What is an inguinal hernia?
An inguinal hernia can affect both male and female infants.
As a male fetus grows and develops during pregnancy, their testicles begin growing in their abdomen first. Then, they slowly move down into their scrotum, passing through a tunnel-shaped area called the inguinal canal.
Soon after they’re born, the opening to the inguinal canal, called the processus vaginalis, should close. This keeps the testicles in place and prevents them from moving back into the baby’s abdomen. However, in some cases, this area does not close off completely.
When that happens, a small loop of the baby’s intestine can travel downward, moving into the inguinal canal through a weakened portion of their abdominal wall.
This causes a hernia to develop.
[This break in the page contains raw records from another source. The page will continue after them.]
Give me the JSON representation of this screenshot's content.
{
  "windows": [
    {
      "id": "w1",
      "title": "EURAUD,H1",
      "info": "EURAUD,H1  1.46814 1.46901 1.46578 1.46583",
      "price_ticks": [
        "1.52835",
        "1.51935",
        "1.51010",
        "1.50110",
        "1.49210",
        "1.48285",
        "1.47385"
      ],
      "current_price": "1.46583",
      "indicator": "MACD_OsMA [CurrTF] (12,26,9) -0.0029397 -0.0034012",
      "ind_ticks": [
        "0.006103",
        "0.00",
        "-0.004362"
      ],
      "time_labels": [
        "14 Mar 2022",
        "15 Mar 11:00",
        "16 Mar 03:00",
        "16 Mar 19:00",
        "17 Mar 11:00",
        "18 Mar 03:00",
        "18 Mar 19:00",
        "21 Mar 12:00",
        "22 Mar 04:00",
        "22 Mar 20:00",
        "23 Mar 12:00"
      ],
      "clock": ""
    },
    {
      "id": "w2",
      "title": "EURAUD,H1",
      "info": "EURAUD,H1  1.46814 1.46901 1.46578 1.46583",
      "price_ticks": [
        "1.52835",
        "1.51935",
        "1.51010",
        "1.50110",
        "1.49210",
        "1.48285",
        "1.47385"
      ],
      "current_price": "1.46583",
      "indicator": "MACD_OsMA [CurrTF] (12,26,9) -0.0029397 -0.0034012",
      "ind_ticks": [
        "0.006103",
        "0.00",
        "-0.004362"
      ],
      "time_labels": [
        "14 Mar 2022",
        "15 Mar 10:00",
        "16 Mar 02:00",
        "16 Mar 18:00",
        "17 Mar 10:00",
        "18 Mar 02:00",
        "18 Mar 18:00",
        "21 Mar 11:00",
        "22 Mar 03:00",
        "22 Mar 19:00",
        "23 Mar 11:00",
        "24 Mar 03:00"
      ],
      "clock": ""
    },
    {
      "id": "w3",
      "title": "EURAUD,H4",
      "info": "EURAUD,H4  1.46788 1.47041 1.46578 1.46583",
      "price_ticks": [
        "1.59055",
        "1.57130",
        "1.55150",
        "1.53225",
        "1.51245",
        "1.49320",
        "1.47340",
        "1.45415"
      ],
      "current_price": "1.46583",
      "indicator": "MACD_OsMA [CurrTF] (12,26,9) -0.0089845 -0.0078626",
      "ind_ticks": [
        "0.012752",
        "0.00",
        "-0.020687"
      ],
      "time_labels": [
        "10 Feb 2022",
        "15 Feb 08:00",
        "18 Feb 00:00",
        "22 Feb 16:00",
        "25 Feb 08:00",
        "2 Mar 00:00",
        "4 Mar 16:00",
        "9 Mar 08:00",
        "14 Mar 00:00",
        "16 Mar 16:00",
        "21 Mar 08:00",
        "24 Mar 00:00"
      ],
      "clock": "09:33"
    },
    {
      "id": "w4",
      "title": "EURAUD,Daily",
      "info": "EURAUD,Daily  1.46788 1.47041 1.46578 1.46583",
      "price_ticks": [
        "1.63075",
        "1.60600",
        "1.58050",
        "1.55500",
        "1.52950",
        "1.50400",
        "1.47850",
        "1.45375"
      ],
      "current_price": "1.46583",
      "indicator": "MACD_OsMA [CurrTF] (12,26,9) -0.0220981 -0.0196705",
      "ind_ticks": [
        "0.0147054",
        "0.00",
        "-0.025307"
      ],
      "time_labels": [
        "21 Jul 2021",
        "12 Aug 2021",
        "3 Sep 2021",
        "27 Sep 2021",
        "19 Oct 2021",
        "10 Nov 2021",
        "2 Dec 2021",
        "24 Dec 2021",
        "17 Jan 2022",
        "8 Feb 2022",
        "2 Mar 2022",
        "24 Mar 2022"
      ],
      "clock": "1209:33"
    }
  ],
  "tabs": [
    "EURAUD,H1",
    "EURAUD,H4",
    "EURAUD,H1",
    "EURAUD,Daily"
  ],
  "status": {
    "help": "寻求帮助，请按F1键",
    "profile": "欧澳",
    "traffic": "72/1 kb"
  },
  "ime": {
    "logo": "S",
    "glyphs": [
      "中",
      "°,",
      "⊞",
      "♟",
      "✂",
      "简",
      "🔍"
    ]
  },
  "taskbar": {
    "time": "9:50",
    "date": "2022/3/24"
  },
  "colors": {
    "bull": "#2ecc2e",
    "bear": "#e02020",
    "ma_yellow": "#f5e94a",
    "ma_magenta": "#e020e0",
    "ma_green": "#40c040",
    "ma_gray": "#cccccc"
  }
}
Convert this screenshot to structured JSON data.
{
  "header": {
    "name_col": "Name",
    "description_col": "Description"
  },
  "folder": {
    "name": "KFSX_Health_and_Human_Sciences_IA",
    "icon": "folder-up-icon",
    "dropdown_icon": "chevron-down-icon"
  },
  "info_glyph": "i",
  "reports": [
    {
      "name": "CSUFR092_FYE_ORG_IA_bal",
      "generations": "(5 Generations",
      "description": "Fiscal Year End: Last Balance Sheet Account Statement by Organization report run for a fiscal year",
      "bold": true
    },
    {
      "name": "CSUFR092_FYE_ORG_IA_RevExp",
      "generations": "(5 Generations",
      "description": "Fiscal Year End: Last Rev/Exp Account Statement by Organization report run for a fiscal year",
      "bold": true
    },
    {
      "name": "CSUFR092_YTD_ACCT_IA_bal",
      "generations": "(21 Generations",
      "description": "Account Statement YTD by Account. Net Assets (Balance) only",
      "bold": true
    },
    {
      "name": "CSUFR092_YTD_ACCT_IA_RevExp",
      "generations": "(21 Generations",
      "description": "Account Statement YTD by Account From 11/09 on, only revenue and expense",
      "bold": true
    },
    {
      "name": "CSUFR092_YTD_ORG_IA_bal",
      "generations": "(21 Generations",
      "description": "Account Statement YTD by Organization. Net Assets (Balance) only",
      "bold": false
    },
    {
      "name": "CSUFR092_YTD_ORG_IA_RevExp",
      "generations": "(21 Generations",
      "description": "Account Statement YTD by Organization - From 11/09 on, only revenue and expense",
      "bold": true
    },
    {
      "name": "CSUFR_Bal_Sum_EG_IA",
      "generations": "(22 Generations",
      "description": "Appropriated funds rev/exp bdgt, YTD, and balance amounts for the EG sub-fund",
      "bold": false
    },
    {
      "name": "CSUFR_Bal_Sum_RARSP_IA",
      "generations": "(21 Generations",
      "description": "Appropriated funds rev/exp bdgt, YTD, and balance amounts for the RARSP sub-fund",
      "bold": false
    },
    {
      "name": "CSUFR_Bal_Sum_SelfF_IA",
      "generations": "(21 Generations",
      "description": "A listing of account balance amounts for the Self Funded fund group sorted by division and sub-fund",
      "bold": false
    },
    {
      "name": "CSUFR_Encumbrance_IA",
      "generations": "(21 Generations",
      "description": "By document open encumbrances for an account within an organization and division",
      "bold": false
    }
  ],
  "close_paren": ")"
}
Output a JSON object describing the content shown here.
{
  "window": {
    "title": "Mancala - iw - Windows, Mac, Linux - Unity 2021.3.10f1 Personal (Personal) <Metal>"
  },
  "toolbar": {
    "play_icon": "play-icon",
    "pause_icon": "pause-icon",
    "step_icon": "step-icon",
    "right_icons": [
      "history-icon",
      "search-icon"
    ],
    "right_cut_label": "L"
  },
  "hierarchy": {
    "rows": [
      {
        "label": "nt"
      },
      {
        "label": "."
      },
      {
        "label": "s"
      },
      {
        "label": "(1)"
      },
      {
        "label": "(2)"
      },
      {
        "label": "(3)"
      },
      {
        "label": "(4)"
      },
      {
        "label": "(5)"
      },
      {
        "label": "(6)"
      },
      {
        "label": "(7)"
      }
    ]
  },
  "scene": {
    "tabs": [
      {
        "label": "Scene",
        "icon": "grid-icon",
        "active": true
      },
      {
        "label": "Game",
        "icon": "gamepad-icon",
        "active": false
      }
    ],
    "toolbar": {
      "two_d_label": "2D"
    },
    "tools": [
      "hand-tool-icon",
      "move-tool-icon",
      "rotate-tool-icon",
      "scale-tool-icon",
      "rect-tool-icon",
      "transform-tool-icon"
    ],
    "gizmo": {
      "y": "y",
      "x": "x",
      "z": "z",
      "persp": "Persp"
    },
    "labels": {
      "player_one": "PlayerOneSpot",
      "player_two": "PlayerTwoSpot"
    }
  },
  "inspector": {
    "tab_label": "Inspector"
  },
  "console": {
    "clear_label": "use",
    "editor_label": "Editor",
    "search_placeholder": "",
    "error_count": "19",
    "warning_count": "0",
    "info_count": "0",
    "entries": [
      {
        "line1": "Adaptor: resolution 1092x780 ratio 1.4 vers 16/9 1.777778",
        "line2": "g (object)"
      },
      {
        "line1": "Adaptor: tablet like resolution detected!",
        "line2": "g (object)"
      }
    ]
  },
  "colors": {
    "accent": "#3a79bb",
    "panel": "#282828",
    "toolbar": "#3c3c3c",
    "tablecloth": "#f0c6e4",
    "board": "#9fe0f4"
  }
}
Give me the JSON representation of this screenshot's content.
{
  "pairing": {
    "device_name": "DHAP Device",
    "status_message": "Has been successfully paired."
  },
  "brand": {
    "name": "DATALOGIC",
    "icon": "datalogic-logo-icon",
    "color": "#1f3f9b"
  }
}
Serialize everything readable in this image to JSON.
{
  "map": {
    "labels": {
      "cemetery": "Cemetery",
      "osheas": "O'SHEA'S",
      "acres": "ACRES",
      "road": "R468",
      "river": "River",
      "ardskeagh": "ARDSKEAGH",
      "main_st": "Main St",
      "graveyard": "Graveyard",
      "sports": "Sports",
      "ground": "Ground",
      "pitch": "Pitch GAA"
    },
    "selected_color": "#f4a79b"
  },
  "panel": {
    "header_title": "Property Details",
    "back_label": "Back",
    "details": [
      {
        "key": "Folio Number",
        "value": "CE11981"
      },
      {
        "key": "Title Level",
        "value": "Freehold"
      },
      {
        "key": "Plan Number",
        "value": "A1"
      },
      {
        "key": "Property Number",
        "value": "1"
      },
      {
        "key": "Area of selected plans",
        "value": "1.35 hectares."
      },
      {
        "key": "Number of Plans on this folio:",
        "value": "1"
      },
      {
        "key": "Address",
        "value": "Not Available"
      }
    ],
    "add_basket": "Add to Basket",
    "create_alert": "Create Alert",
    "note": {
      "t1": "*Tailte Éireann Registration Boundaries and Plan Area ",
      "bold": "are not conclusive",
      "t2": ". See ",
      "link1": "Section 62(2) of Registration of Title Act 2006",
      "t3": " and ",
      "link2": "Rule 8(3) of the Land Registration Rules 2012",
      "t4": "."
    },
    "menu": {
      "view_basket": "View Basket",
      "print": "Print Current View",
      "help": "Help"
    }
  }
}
While females do not have testicles, they do have an inguinal canal, putting them at risk for developing a hernia.
Inguinal Hernia Symptoms
Though inguinal hernias most often occur in newborns, they may not be noticeable right away. It could take a few weeks or months for them to appear after birth.
While some people associate excessive straining or crying with hernias, it’s important to note that these actions alone cannot cause one to develop. However, they can exacerbate any symptoms that are already present. For instance, if the hernia is putting pressure on the baby’s abdomen, it can become more noticeable when they strain.
The most common symptom of an inguinal hernia is bulging or swelling in the baby’s groin or scrotum. While the inflammation might become more pronounced when they cry, it may appear to get smaller or disappear altogether when they’re calm and relaxed.
If your baby’s physician notices this bulge, they may push on it gently when your baby is lying down. When they do so, it should diminish in size or retreat into their abdomen. In medical terms, this means it is reducible.
If the hernia does not move inward, this could indicate that there’s a loop of the baby’s intestine caught in a weakened part of the abdominal muscle. When this is the case, you may notice the following inguinal hernia symptoms:
- A full, distended abdomen
- Pain or discomfort
- Redness or discoloration
Inguinal Hernia Causes
An inguinal hernia is caused by a weak area that develops in the baby’s abdominal muscles. It usually becomes pronounced in the first few months after birth.
While this type of hernia can occur on both sides of a baby’s groin, it’s typically located on the right side.
Who gets inguinal hernias?
Some infants are at a higher risk of developing a hernia than others. This includes those who have:
- A parent or sibling who had a hernia as an infant
- Developmental dysplasia of the hip
- Cystic fibrosis
- Undescended testes
- Abnormalities of the urethra
Inguinal hernias are a specific type of hernia, and they also have their own risk factors. While both male and female infants can get inguinal hernias, they are most common in infants who:
- Are male
- Are born prematurely
- Have a family history of inguinal hernias
- Are experiencing other types of urogenital anomalies
How are inguinal hernias diagnosed?
The symptoms of an inguinal hernia can mimic several different conditions, so it’s important to get a professional diagnosis.
Your child’s physician can perform a physical exam to determine if there is a hernia present and if it is reducible. If they need to examine their intestine more closely, they may order an ultrasound or abdominal x-rays to get a closer look.
Inguinal Hernia Treatment
After performing the exam, your child’s physician may recommend inguinal hernia treatment. The type of treatment they recommend will be based on a few different factors, including:
- Your child’s age, medical history, and overall health
- Whether the hernia is reducible or not
- The type of hernia present
- Your child’s personal preference for certain medications, treatments, and procedures
- The personal preference and opinion of their parent
When is surgery needed?
If the physician notices a non-reducible bulge in the child’s inguinal area, they will usually schedule an operation as soon as possible. Prompt treatment is necessary to prevent the intestine in the inguinal canal from becoming trapped or strangulated, which could cut off its blood supply. If the hernia is noticeably strangulated, emergency surgery is required.
What can I expect from surgery?
Before the hernia surgery, a physician will place your child under anesthesia. Then, they will make a small incision at the site of the hernia and gently place the loop of the intestine back into their abdominal cavity.
If they need to strengthen and fortify the area where the muscles were repaired, they may also add a piece of mesh material at the site. Often, the surgeon will check the other side of the baby’s abdomen for signs of an inguinal hernia because it is common for them to occur on both sides, even if one side is pronounced and the other is not.
This is usually a simple procedure. Most children who undergo inguinal hernia repair surgery can go home on the same day as the operation. They must be fever-free, able to eat and drink, and able to take pain medication by mouth before their release.